## Exercise directions
Set down the line containing "Output a JSON" and each line after it through the last line of the records, exactly, leaving pictures out.

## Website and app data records
┄┄┄┄┄┄

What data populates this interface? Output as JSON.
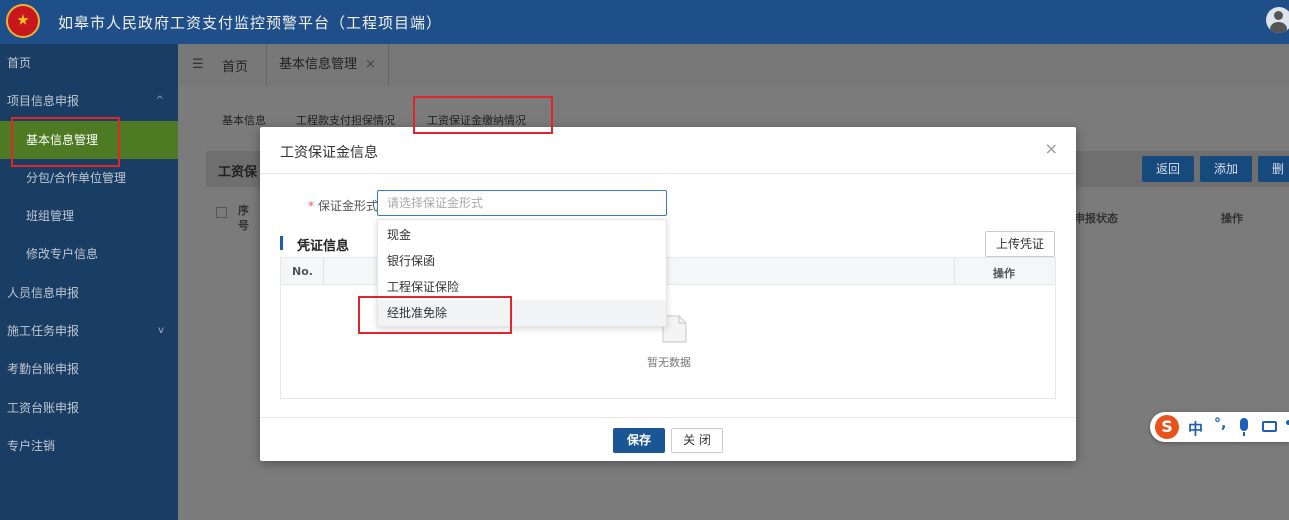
{
  "header": {
    "title": "如皋市人民政府工资支付监控预警平台（工程项目端）"
  },
  "sidebar": {
    "items": [
      {
        "label": "首页",
        "caret": ""
      },
      {
        "label": "项目信息申报",
        "caret": "^"
      },
      {
        "label": "基本信息管理",
        "caret": ""
      },
      {
        "label": "分包/合作单位管理",
        "caret": ""
      },
      {
        "label": "班组管理",
        "caret": ""
      },
      {
        "label": "修改专户信息",
        "caret": ""
      },
      {
        "label": "人员信息申报",
        "caret": ""
      },
      {
        "label": "施工任务申报",
        "caret": "v"
      },
      {
        "label": "考勤台账申报",
        "caret": ""
      },
      {
        "label": "工资台账申报",
        "caret": ""
      },
      {
        "label": "专户注销",
        "caret": ""
      }
    ]
  },
  "tabs": {
    "home": "首页",
    "current": "基本信息管理",
    "close": "×"
  },
  "subtabs": [
    "基本信息",
    "工程款支付担保情况",
    "工资保证金缴纳情况"
  ],
  "background_card": {
    "title": "工资保",
    "buttons": [
      "返回",
      "添加",
      "删"
    ],
    "col_seq": "序号",
    "col_status": "申报状态",
    "col_ops": "操作"
  },
  "dialog": {
    "title": "工资保证金信息",
    "close": "×",
    "field_label": "保证金形式",
    "field_required": "*",
    "field_placeholder": "请选择保证金形式",
    "section_title": "凭证信息",
    "upload_label": "上传凭证",
    "table": {
      "col_no": "No.",
      "col_ops": "操作",
      "empty_text": "暂无数据"
    },
    "save_label": "保存",
    "close_label": "关 闭"
  },
  "dropdown": {
    "options": [
      "现金",
      "银行保函",
      "工程保证保险",
      "经批准免除"
    ],
    "hovered_index": 3
  },
  "ime": {
    "logo": "S",
    "lang": "中",
    "punct": "°,",
    "more": "•"
  },
  "colors": {
    "header_bg": "#1f4f88",
    "sidebar_bg": "#1a3d63",
    "active_item": "#4d7a22",
    "primary_button": "#1b5694",
    "highlight": "#e0262b"
  }
}
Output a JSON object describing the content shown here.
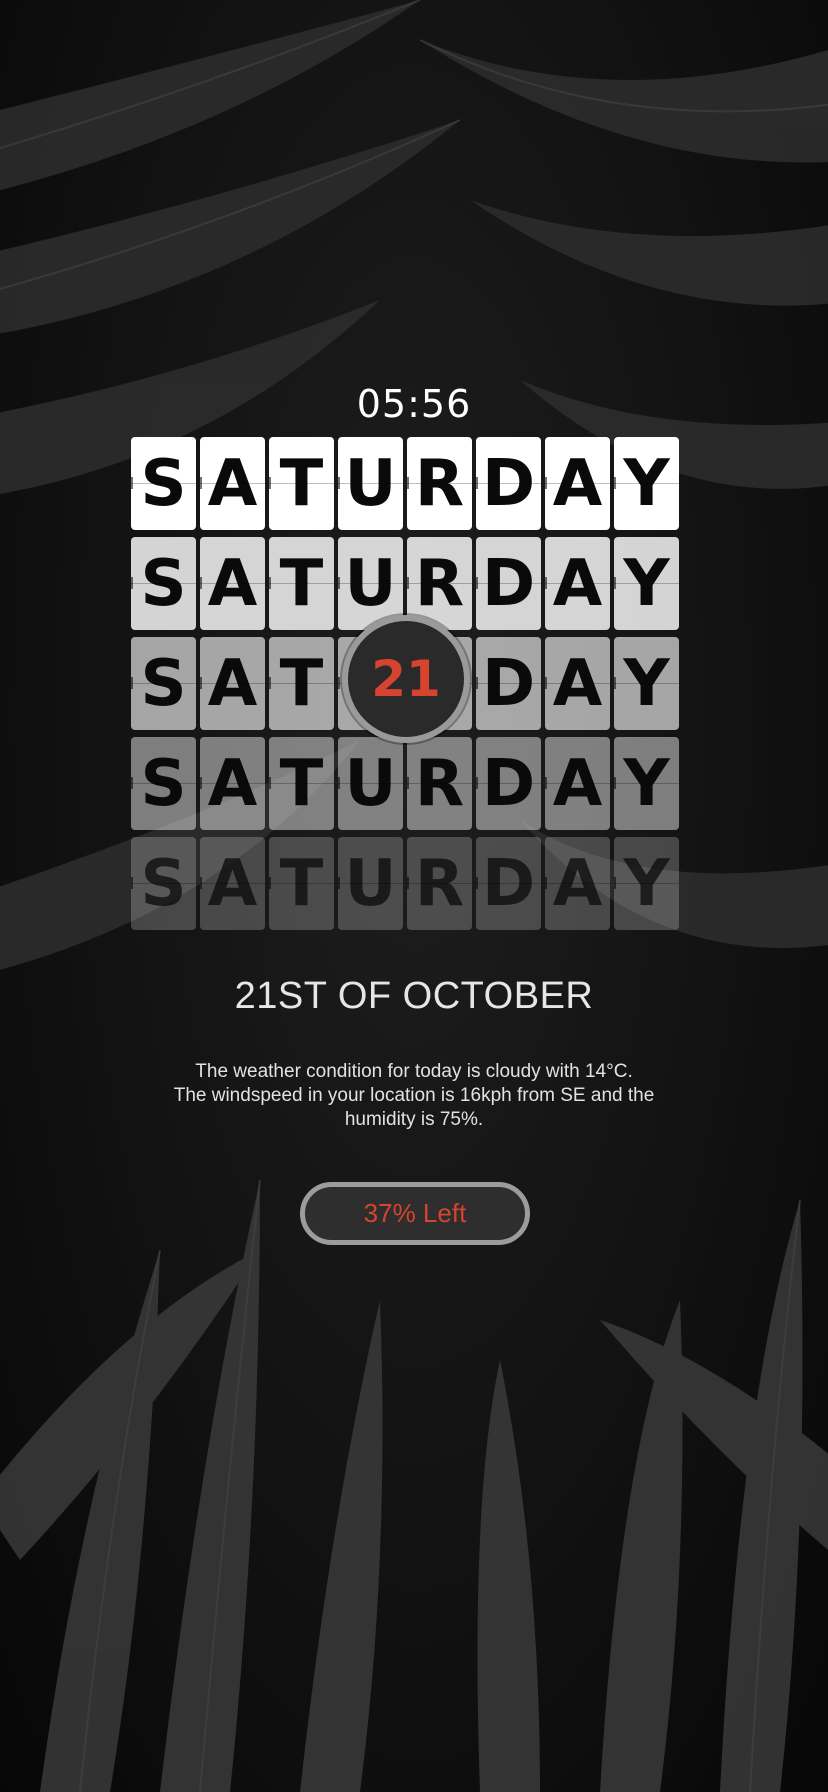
{
  "lockscreen": {
    "time": "05:56",
    "day_rows": [
      "SATURDAY",
      "SATURDAY",
      "SATURDAY",
      "SATURDAY",
      "SATURDAY"
    ],
    "date_number": "21",
    "full_date": "21ST OF OCTOBER",
    "weather_line1": "The weather condition for today is cloudy with 14°C.",
    "weather_line2": "The windspeed in your location is 16kph from SE and the",
    "weather_line3": "humidity is 75%.",
    "battery_label": "37% Left",
    "battery_level_percent": 37
  },
  "colors": {
    "accent": "#d6432f",
    "background": "#121212",
    "tile": "#ffffff"
  },
  "icons": {
    "wallpaper": "palm-leaves-background"
  }
}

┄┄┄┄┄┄

## Task response
Output a JSON object describing the content shown here.
{
  "lockscreen": {
    "time": "05:56",
    "day_rows": [
      "SATURDAY",
      "SATURDAY",
      "SATURDAY",
      "SATURDAY",
      "SATURDAY"
    ],
    "date_number": "21",
    "full_date": "21ST OF OCTOBER",
    "weather_line1": "The weather condition for today is cloudy with 14°C.",
    "weather_line2": "The windspeed in your location is 16kph from SE and the",
    "weather_line3": "humidity is 75%.",
    "battery_label": "37% Left",
    "battery_level_percent": 37
  },
  "colors": {
    "accent": "#d6432f",
    "background": "#121212",
    "tile": "#ffffff"
  },
  "icons": {
    "wallpaper": "palm-leaves-background"
  }
}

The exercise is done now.